Millennials have received a lot of “bad press” for being so attached to their phones and Gen Z wants to transition out of that shadow. This generation will want more in-person meetings to discuss projects, etc.
Gen Z knows technology
Gen Z has known nothing other than technology their entire lives. They grew up with Facebook, texting, etc. Millennials still grew up with landlines and dial-up internet.
While Millennials are tech-savvy, Gen Z has been living in a world of smartphones for as long as they can remember. This generations relationship to technology is almost instinctual rather than learned.
Gen Z expects the workplace to conform to their needs
Gen Z wants everything to be catered to their needs. This is why companies have had to re-think the amenities they offer and how they structure their offices in order to meet the needs of this young workforce.
Companies now have to appeal to this younger mindset and have a less cookie-cutter approach to the environment they create for their employees. While millennials also expect the workplace to conform to their needs, for Gen Z, it could mean the difference between accepting a job offer or not.
There are obviously very clear differences between these two generations. Yes, every member of a generation will have their own unique traits and characteristics, but overall you will see that Gen Z is a more independent and technologically-advanced group in comparison to Millennials.
Jonathan Schultz is an entrepreneur, real estate tech investor and influencer. He’s the co-founder of Onyx Equities, a leading private equity real estate firm, and has been voted one of the most powerful people in real estate. Follow Jon’s blog here.
GRAPH: 63 Fintech Startups That Are Targeting Millennials
Many fintech startups are leveraging existing technologies already popular among young adults such as social networks and mobile messaging.
Project crowdfunding sites GoFundMe and Andreessen Horowitz-backed Tilt, for example, mirror or take advantage of social networks and are largely popular among college audiences. Google Ventures and General Catalyst-backed HelloDigit transfers money directly via text message.

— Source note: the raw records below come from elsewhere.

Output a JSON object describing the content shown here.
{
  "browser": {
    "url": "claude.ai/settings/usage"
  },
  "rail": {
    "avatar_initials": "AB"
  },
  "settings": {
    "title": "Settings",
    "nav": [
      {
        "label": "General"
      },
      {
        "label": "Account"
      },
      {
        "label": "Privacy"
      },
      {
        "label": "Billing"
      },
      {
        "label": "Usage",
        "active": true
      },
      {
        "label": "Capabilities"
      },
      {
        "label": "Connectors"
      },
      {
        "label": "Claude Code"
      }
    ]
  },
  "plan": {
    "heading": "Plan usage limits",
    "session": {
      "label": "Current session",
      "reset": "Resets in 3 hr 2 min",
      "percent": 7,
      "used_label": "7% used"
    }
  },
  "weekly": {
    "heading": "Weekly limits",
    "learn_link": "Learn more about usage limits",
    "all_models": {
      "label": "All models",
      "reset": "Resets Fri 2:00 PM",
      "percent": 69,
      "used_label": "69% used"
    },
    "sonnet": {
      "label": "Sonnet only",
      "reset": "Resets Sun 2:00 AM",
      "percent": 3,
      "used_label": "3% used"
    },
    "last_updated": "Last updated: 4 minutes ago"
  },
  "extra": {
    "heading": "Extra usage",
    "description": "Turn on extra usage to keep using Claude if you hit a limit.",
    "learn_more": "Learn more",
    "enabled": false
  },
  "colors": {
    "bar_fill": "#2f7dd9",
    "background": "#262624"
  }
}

The graphic below breaks down the set of primarily US-based fintech companies appealing to the millennial generation including Robinhood, Acorns, Wealthfront, Earnest and more. (As we’ve also highlighted separately, startups in the digital banking market have attracted more than $10B since 2010.)